In 1984 a group of the Whitman College class of "34" in town for their fiftieth reunion came to my office to inquire as why their "classmate" Dave was not attending the reunion. An avid tennis player and Clark Gable look-a-like he was a popular man on campus tho not an enrolled student.

Shortly before his graduation his father, grandfather Barel, had an attack of asthma.
The only known paliative was to spend time in Arizona. The absence of mold and pollen in the desert climate provided temporary relief. This was the sheep shearing season. The family income was derived mostly in a short time each year by purchasing crops of wool from ranchers and reselling to Pendleton Woolen Mills.

David entered the wool buying business with vigor. In fact his early successes in the business lead to a run in with the Leher family.

Suave Joe Leher was an established wool buyer in the Walla Walla area. Year to year he contracted in advance to buy the crops of the major wool producers in the area. Grandfather Barel new to the business and with limited English had to compete with him.

David began by calling on the biggest producers and buying from some of them.

One day he received a summons to report to the prosecuting attourney's office.

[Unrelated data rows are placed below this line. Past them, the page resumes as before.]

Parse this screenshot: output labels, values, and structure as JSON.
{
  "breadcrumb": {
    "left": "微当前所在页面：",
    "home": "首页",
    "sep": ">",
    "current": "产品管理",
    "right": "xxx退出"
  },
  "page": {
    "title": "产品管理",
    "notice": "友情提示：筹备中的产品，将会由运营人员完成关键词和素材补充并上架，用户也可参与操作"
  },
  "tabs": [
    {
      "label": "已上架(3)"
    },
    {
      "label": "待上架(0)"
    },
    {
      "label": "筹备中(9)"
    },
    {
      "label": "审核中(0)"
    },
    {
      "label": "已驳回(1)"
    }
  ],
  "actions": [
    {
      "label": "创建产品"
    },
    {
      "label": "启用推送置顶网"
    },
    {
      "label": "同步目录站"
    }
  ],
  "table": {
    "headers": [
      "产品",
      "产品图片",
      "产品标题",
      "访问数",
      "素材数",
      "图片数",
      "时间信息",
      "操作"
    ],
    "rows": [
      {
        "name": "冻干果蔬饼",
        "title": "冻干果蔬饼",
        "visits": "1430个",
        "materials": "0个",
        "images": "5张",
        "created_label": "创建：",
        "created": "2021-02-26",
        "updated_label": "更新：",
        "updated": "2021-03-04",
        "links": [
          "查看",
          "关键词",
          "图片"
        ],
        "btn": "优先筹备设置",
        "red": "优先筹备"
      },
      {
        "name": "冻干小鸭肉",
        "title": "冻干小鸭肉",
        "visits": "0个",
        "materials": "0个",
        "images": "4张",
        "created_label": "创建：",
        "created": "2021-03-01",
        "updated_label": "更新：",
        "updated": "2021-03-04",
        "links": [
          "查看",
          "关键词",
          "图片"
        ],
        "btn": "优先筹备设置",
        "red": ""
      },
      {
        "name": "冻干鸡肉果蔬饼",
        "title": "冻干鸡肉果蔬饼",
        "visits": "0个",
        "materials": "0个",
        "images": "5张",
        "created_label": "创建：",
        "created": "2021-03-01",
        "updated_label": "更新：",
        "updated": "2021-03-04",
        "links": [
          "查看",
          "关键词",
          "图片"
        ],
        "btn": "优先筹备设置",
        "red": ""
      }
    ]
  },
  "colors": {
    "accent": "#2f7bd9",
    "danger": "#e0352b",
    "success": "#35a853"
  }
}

After sitting in a waiting room for some time wondering what it was about, he was summoned into the office of the deputy prosecuting attourney Bernie Leher the Harvaed Law School graduate son of Joe Leher.

After glaring across the the desk for a suitable amount of time he consulted a document and began, "Young man, it has come to this office's attention that you have conspired with the following wool growers ---- to break existing contracts.
This is a serious offense in the state of Washington of which you can be tried and convicted."

"Set up your trial," replied the teen age David. "I am sure the judge would like to know that you are using your public office for the benefit of your father's business". He turned his back to the flustered Bernie and walked out of the office.